The three major U.S. stock indexes were well off their highs by late morning trade as the market interpreted the Fed chairman's comments as suggesting there would be no immediate or near-term stimulus to boost the economy.
There continues to be conflicting beliefs coming out from his comments. As of right now, with what the chairman said within the last two minutes ... there is going to be no further accommodation policy, said Ryan Larson, head of equity trading at RBC Global Asset Management in Chicago.
I think participants are using those comments as a reason to sell the market right now and take profits from yesterday.
In earnings-related news, JPMorgan Chase & Co
The Dow Jones industrial average <.DJI> edged up 8.93 points, or 0.07 percent, to 12,500.54. The Standard & Poor's 500 Index <.SPX> slipped 1.43 points, or 0.11 percent, to 1,316.29. The Nasdaq Composite Index <.IXIC> shed 12.09 points, or 0.43 percent, to 2,784.83.
At its session low, the S&P 500 touched 1,315.71 -- just a hair below the 1,316 support level.
The market had started off higher on JPMorgan results and a report showing new claims for U.S. jobless benefits fell slightly last week.
During his second day of the semiannual testimony, the Fed chairman renewed his promise that the central bank could put more monetary stimulus into play if the economic recovery stumbles.
But the market started selling off on some of Bernanke's comments, including not prepared at this point to take action, according to Peter Boockvar, equity strategist at Miller & Tabak + Co, in a note to clients.
The market also continued to worry about a deadlocked debate over U.S. budget cuts and raising the debt ceiling, which weighed on the market after Moody's announcement on late on Wednesday that it might cut the United States' prized triple-A credit rating.

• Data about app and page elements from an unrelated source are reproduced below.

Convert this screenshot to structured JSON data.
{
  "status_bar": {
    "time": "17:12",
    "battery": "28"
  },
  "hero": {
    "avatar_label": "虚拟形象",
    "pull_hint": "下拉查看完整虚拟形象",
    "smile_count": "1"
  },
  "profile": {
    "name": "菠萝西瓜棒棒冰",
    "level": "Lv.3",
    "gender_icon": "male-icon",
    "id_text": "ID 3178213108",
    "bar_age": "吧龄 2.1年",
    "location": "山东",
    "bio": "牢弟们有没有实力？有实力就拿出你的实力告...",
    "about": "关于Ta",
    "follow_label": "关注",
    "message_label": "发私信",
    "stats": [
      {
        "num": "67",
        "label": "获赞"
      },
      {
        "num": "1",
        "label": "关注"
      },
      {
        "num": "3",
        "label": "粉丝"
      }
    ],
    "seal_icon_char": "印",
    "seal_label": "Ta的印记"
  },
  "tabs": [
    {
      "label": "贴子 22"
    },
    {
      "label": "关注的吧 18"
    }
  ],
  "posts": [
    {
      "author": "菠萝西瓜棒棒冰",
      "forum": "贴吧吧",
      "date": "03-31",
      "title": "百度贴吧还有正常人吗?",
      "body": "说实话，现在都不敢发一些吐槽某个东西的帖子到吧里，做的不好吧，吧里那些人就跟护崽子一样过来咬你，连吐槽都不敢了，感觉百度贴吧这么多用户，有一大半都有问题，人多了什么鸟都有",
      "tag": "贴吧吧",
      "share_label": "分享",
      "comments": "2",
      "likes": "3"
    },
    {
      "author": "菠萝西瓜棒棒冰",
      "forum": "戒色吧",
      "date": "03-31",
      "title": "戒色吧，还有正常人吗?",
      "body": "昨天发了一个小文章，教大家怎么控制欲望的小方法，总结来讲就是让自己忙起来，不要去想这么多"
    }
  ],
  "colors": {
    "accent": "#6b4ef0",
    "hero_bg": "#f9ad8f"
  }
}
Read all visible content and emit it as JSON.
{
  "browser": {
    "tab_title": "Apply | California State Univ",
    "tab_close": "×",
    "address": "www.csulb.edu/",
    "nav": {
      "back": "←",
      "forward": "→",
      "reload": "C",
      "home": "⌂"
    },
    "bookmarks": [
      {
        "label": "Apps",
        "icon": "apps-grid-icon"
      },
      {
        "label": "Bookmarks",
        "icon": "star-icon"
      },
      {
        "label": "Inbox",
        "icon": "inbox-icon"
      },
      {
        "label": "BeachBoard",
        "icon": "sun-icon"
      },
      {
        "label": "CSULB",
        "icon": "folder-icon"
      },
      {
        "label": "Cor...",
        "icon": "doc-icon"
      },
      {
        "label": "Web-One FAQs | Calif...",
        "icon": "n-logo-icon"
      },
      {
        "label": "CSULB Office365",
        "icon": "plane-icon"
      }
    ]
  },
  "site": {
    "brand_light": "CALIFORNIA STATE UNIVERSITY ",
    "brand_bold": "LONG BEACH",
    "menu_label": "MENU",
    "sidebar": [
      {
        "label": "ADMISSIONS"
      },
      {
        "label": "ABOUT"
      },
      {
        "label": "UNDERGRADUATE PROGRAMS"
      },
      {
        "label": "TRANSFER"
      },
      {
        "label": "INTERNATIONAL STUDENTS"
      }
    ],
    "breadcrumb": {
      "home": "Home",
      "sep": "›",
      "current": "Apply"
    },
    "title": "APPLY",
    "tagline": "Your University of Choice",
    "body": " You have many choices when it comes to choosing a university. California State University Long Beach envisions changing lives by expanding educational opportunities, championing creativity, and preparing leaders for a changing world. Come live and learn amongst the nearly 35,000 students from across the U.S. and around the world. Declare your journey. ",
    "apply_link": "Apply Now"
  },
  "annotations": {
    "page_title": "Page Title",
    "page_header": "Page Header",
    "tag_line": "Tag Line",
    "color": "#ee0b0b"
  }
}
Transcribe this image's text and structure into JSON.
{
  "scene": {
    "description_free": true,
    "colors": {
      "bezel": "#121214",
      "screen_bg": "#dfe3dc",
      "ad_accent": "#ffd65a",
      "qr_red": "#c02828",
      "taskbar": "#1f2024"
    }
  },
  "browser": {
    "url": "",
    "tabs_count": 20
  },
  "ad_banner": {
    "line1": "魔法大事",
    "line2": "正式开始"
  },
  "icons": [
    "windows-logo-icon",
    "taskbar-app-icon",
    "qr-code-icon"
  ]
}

Moody's cited the increasing risk that Congress would not raise its $14.3 trillion debt ceiling in time to avert a default, which investors and experts say could roil financial markets.
The warning from Moody's came shortly after the ratings agency downgraded Portugal's debt to junk and as Europe's debt crisis appeared to be spreading.
The stock market has generally taken the debt ceiling wrangling in its stride and continues to do so -- judging by the lack of follow-through from the futures sell-off last night when Moody's action was announced.
In other earnings news, shares of Yum! Brands
Marriott International Inc
(Reporting by Angela Moon; Additional reporting by Aleksandra Michalska; Editing by Jan Paschal)